Aside: I shouldn’t say that about LA. I like what DePodesta has done with the team and I despise Jim Tracy, so I guess filling the managerial role with a guy like Lou could do them a world of good. Well, in addition to avoiding injuries and pitching up a few quality pitchers. So that’s a possible hole in the argument, but considering the way they’re playing this year, I don’t think a managerial move will immediately push them over the brim.

In New York, however, he’d inherit quite a few superstars, a formidable pitching staff, and a nearly unlimited budget. He’d be in the spotlight, and in all likelihood will be in contention year in and year out. What more could an aging manager ask for? Hell, Zim turned down managerial jobs just to be the bench coach in New York.

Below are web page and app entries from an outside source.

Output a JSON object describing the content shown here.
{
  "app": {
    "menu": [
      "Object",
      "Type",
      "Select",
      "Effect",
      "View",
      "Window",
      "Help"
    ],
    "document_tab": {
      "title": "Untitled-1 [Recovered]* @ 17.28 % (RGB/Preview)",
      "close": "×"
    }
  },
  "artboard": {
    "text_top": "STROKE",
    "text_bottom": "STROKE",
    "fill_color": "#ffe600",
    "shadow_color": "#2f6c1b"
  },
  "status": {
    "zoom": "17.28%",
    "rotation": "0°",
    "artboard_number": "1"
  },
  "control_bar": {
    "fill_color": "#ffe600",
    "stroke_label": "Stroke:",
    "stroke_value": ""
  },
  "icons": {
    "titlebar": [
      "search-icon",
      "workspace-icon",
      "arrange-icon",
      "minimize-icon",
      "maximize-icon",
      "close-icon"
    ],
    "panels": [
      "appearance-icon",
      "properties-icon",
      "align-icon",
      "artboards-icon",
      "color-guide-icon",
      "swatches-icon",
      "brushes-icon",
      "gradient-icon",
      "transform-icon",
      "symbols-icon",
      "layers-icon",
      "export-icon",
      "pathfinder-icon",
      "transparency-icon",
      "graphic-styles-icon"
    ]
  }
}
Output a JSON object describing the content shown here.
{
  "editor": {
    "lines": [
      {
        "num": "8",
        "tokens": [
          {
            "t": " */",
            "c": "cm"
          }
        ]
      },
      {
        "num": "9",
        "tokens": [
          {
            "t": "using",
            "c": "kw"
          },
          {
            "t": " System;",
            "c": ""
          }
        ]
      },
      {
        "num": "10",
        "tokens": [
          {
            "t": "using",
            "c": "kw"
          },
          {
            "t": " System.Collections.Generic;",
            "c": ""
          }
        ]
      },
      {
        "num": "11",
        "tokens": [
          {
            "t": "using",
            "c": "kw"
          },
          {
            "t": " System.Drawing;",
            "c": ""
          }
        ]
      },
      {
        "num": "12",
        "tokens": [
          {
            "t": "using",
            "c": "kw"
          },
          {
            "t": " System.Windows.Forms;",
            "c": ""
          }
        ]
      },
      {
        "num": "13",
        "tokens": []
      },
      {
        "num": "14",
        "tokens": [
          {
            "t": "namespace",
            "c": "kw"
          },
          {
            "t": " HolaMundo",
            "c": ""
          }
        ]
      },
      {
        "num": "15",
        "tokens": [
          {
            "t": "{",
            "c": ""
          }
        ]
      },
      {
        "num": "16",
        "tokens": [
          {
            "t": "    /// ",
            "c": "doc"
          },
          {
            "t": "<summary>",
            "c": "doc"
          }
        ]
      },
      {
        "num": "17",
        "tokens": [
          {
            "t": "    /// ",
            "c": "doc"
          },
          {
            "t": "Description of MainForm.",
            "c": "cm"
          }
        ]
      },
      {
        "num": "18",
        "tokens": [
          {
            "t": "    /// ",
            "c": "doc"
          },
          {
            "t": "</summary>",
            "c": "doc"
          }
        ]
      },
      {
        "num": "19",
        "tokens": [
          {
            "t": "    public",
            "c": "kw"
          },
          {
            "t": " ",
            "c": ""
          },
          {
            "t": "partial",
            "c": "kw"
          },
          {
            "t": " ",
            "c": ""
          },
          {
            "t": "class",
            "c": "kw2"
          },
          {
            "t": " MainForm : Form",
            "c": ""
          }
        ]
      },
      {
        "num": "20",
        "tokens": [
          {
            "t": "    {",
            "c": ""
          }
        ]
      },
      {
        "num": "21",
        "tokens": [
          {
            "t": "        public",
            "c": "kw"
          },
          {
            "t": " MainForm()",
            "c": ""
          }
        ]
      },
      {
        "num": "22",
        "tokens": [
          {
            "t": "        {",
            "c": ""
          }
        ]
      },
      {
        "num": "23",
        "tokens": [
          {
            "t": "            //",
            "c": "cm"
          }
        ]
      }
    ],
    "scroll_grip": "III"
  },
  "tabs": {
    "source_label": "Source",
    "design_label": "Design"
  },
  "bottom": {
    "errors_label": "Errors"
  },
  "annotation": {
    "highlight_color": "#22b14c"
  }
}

This has everything to do with the series. As much as Lou just doesn’t care about this Devil Rays team (or at least that’s how it seems), he’s going to care about beating the Yankees if for nothing else than the fact that it will put him in a better position to take the team over. If theYanks don’t make the playoffs, the Yanks have an opening. Lou can play the role of spoiler with the Rays and slide onto that bench next year if he keeps his team fired up.

Thankfully for Torre, he’s not going to take the D-Rays lying down. If Lou is motivated because of the possible opening in New York, Joe is motivated because he wants to avoid that vacancy. There’s no way he’s going to let the Yankees become complacent following this blowout like they did on April 19th. They only have a few more games they can lose this season, and wasting one of them on the last place team in the division is not exactly the safest route.

On a parting note, I’d like to detour to the subject of the batting order, which has varied more in the past week than it has all season. I guess Joe’s really feeling the pressure now, and shaking up the lineup to keep the team from getting stale. But, come playoff time, I’d like to see the following 1 through 9:

1. Jeter
2. Matsui
3. A-Rod
4. Giambi
5. Sheffield
6. Bernie
7. Sierra/whoever is DHing
8. Posada/Flaherty
9. Cano

Cano has been much better in the nine slot with the top of the order in back of him to help insure he sees strikes. Lawton will surely be stuck in there, especially with Sheff DHing for the time being, even though he hasn’t exactly been a success thus far.

Hopefully tonight will be another filled with happy text messages.